To do:
Please copy each line from the entries that contains the string "Quick".

======== Information

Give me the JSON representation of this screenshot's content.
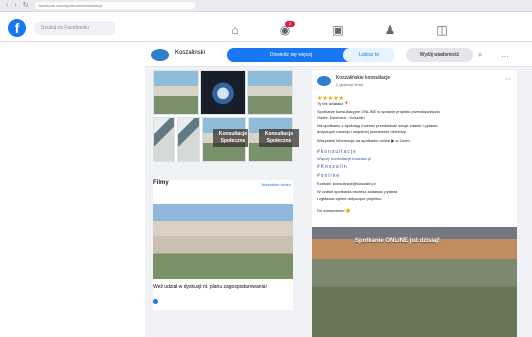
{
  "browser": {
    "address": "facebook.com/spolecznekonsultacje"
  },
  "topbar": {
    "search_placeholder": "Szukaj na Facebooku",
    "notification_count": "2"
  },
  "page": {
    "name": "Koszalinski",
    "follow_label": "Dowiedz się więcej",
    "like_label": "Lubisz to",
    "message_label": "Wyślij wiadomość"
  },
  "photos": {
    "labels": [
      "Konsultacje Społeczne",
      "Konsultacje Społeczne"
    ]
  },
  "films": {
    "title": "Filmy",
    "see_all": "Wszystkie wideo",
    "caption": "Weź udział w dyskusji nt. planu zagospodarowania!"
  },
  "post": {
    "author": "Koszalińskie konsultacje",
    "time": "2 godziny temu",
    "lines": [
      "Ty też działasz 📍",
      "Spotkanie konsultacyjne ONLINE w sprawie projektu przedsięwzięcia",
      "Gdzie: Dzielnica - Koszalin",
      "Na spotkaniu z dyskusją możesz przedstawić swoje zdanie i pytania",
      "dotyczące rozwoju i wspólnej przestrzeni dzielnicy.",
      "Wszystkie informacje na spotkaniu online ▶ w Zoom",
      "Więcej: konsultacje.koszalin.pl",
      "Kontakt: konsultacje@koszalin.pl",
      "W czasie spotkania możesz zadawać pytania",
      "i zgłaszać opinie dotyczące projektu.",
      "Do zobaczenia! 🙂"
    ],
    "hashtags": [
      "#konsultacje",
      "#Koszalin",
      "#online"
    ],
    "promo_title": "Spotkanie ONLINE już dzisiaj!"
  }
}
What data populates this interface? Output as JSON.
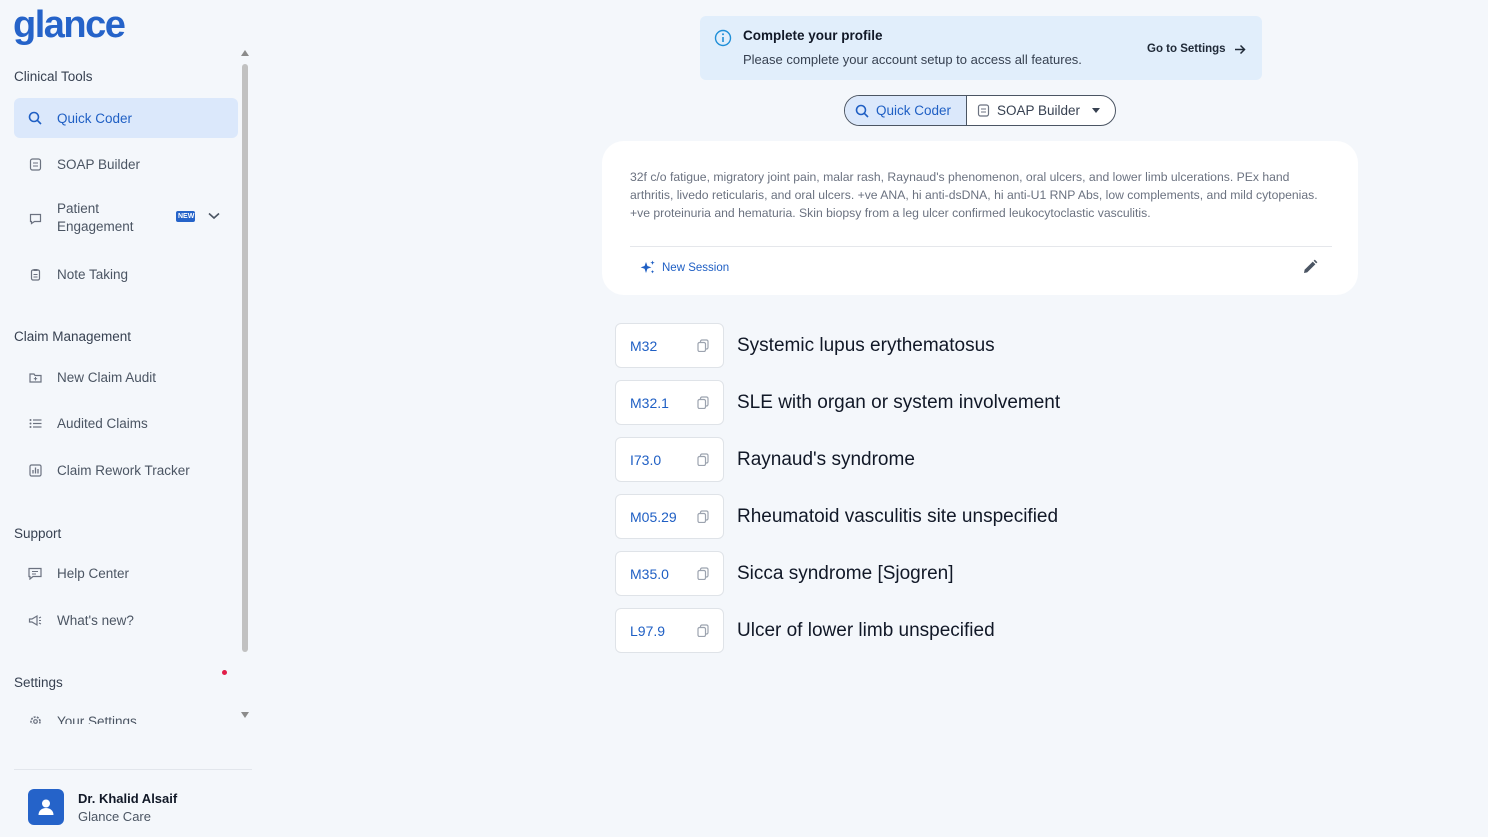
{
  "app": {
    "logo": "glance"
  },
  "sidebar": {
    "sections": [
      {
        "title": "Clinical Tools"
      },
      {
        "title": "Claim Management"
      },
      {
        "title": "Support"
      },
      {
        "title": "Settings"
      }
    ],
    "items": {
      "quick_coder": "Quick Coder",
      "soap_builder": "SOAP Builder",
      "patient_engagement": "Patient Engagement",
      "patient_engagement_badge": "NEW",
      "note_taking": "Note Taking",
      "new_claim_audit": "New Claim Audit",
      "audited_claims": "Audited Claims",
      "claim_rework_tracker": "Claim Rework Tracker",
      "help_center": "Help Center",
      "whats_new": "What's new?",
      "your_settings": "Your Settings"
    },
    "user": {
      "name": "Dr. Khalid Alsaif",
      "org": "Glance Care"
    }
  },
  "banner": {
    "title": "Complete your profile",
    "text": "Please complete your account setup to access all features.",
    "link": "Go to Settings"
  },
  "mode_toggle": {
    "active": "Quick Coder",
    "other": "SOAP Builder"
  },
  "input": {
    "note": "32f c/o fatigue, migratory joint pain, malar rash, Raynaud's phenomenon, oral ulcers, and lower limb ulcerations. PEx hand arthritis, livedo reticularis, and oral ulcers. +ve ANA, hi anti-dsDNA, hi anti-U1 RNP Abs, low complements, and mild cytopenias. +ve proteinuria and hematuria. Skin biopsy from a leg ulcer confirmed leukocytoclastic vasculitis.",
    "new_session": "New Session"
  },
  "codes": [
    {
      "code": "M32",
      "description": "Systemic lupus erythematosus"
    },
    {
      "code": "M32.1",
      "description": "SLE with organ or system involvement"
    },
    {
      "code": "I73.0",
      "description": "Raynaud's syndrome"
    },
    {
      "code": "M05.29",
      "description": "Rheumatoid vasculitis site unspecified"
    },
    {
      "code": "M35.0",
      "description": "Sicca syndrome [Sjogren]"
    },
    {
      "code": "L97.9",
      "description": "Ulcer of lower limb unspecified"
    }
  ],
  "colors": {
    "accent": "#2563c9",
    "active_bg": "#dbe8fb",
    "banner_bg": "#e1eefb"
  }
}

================

Output:
      "quick_coder": "Quick Coder",
    "active": "Quick Coder",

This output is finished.